**** Records to use ****
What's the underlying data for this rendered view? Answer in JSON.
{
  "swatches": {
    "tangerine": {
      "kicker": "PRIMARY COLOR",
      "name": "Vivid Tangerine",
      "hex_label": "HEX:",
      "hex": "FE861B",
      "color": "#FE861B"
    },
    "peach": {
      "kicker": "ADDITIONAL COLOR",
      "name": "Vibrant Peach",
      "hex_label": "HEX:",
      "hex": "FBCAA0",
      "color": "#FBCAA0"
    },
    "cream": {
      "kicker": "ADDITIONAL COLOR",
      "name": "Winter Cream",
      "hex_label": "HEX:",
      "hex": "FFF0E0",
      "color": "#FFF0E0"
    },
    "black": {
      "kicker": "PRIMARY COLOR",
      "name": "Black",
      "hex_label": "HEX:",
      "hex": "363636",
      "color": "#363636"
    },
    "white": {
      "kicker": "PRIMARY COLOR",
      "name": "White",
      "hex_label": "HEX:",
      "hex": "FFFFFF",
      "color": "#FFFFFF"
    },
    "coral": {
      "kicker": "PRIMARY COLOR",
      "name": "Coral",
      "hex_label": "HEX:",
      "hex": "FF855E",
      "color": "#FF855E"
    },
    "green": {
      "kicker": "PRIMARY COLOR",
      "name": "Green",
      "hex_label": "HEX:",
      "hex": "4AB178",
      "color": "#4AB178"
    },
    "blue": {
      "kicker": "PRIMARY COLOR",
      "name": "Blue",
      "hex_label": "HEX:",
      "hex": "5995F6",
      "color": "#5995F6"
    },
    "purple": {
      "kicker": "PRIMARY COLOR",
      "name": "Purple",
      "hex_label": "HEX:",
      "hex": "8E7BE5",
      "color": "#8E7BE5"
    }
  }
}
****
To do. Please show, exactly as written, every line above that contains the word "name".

Answer to the problem.
      "name": "Vivid Tangerine",
      "name": "Vibrant Peach",
      "name": "Winter Cream",
      "name": "Black",
      "name": "White",
      "name": "Coral",
      "name": "Green",
      "name": "Blue",
      "name": "Purple",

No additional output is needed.